Voters will be able to fix mail-in ballot mistakes under a new bill
The Vermont legislature gave final approval on Tuesday to a bill that would make mail-in ballots a permanent fixture of voting in the state and would let voters fix their ballot if they make a mistake.
Lawmakers, voting rights advocates and Secretary of State Jim Condos all applauded the passage of S.15, which now heads to the desk of Gov. Phil Scott, who is expected to sign it.
“The passage of our bill sends a clear signal that we believe our democracy is stronger when we make it more accessible and open to all Vermonters,” House Speaker Jill Krowinski (D-Burlington) said in a press release. “S.15 counters the prevailing trend across the U.S. where state legislatures are curtailing voter access with more restrictive election laws."
Senate President Pro Tempore Becca Balint (D-Windham) framed the bill as a way to ensure the high voter participation rates seen last year continue into the future.
“When we make voting more accessible, more people vote. When we make voting more accessible, democracy better reflects the will of the people,” Balint said.
The bill would require town clerks to mail ballots to all active, registered voters ahead of general elections — the same way the state handled last year's presidential election.
Voters could then mail their ballots, deliver them to the polls or vote in person. The bill also includes a provision to study expanding vote-by-mail to primary and municipal elections, which Scott said he favors.
Voters have long been able to request absentee ballots for any reason in Vermont, but last year’s general election, due to the pandemic, was the first time ballots were mailed to every active voter in the state whether they asked for one or not. That resulted in a 74 percent voter participation rate, up from 68 percent during the 2016 presidential election.
If signed by Scott, the bill would make Vermont one of the most voter-friendly states in the nation at a time when the trend is decidedly otherwise, Condos said in a press release.
“We should be proud of our brave state," Condos said. “While others are working to make it harder to vote, in Vermont we are working to remove barriers to the ballot box for all eligible voters, while strengthening the security and integrity of the voting process.”
Concerns about voter fraud that some Republicans voiced last year largely fell silent this session, and efforts to delay implementation of the bill fell short.
In addition to making universal mail-in voting the default for general elections, the bill gives voters a chance to fix "defective" ballots.
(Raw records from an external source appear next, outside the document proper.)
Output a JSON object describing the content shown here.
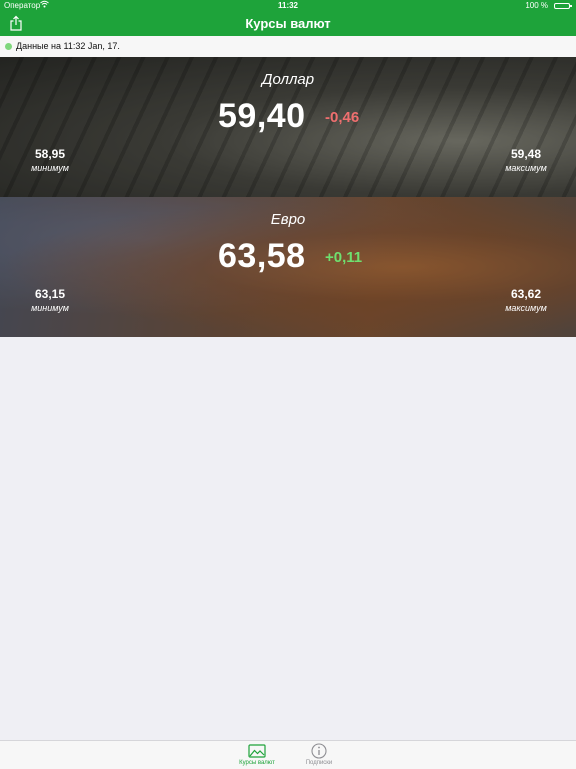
{
  "status_bar": {
    "carrier": "Оператор",
    "time": "11:32",
    "battery": "100 %"
  },
  "nav": {
    "title": "Курсы валют",
    "share_icon": "share-icon"
  },
  "update": {
    "text": "Данные на 11:32 Jan, 17."
  },
  "rates": [
    {
      "name": "Доллар",
      "value": "59,40",
      "change": "-0,46",
      "min_value": "58,95",
      "min_label": "минимум",
      "max_value": "59,48",
      "max_label": "максимум"
    },
    {
      "name": "Евро",
      "value": "63,58",
      "change": "+0,11",
      "min_value": "63,15",
      "min_label": "минимум",
      "max_value": "63,62",
      "max_label": "максимум"
    }
  ],
  "tabs": [
    {
      "label": "Курсы валют",
      "icon": "chart-image-icon",
      "active": true
    },
    {
      "label": "Подписки",
      "icon": "info-icon",
      "active": false
    }
  ],
  "colors": {
    "accent": "#1ea33a",
    "negative": "#ef6f6f",
    "positive": "#6fe06f",
    "status_dot": "#7fd77d"
  }
}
About 1,500 ballots were not counted during last November's election because voters failed to follow the multistep process required to properly mark, sign, seal and return them.
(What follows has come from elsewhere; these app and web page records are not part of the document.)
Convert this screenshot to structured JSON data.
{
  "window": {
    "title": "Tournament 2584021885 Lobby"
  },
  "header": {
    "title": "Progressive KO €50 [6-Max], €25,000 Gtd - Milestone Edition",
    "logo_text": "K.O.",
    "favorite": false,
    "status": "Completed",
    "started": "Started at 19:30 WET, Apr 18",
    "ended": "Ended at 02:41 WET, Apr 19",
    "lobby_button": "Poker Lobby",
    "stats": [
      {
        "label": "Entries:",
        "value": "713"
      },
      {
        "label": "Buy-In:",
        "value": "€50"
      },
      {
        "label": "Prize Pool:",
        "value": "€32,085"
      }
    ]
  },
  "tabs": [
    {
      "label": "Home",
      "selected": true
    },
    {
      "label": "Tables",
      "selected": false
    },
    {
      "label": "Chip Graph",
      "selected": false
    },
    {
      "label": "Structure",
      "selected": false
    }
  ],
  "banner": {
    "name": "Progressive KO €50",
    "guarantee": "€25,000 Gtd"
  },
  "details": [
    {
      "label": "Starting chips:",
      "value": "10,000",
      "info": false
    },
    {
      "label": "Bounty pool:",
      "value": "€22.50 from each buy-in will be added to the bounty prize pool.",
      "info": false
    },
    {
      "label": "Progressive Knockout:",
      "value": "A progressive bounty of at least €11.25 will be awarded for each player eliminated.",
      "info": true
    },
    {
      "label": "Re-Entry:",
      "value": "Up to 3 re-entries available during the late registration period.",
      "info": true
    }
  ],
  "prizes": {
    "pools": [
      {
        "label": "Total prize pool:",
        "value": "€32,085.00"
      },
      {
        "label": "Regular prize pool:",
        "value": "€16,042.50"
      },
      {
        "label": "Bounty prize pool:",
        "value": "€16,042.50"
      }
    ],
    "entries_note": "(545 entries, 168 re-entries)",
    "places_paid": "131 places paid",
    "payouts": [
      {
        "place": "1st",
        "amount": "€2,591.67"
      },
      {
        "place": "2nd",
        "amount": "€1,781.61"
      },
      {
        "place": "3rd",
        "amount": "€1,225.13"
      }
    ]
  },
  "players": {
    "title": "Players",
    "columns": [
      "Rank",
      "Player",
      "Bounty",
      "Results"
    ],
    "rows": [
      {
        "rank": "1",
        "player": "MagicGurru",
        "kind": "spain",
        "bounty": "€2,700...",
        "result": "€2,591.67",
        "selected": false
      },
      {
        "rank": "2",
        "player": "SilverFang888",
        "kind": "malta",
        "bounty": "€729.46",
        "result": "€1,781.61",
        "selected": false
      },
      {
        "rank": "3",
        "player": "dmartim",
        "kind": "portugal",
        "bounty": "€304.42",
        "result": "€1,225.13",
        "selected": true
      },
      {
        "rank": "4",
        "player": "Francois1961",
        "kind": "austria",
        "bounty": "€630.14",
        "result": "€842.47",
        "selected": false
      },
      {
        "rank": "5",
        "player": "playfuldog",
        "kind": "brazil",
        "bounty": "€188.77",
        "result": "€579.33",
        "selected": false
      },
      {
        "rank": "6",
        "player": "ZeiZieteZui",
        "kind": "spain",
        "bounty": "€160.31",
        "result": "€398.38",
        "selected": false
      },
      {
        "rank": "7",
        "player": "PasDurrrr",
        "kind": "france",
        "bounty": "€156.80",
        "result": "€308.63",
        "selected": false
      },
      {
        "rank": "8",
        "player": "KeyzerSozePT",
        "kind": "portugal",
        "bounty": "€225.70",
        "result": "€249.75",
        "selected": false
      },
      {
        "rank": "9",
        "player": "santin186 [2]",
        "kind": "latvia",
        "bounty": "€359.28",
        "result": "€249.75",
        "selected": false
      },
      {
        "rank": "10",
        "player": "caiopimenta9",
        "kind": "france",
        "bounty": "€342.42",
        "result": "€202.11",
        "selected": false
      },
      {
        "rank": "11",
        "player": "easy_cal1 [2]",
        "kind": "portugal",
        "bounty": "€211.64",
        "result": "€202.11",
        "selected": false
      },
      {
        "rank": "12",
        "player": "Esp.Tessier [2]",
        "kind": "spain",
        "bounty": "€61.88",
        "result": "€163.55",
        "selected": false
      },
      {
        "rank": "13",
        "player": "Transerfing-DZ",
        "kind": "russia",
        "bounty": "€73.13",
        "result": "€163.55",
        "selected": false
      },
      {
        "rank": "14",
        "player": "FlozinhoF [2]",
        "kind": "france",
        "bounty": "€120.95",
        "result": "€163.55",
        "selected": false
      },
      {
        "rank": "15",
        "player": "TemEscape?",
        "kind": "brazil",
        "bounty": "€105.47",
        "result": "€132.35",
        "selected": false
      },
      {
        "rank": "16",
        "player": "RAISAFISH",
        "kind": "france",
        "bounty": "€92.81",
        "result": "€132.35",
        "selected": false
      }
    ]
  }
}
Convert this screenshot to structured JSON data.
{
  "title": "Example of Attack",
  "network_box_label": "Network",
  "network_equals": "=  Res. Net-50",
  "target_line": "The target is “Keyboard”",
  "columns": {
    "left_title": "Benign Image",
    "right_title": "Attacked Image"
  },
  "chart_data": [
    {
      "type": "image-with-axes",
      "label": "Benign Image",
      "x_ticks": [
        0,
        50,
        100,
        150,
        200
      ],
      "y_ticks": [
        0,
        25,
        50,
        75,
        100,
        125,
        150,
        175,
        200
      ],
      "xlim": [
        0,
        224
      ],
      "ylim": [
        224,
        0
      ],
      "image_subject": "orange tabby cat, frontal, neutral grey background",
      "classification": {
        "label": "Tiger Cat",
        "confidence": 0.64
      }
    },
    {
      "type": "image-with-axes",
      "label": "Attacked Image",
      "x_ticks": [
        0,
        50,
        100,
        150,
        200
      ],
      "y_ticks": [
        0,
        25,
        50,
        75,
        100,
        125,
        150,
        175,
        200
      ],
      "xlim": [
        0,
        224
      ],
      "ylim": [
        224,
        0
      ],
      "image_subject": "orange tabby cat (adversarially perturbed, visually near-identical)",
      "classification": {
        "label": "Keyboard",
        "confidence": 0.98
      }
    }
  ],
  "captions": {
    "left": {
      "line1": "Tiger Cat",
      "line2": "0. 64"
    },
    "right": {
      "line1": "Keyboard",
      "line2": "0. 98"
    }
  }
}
The Vermont Public Interest Research Group, which lobbied for the change along with a number of “leading pro-democracy organizations,” also issued a press release praising the bill's passage.
“S.15 is an important win for removing barriers to voting, promoting equity, and building a true democracy in our state,” said Dan Fingas, organizing director for Rights & Democracy.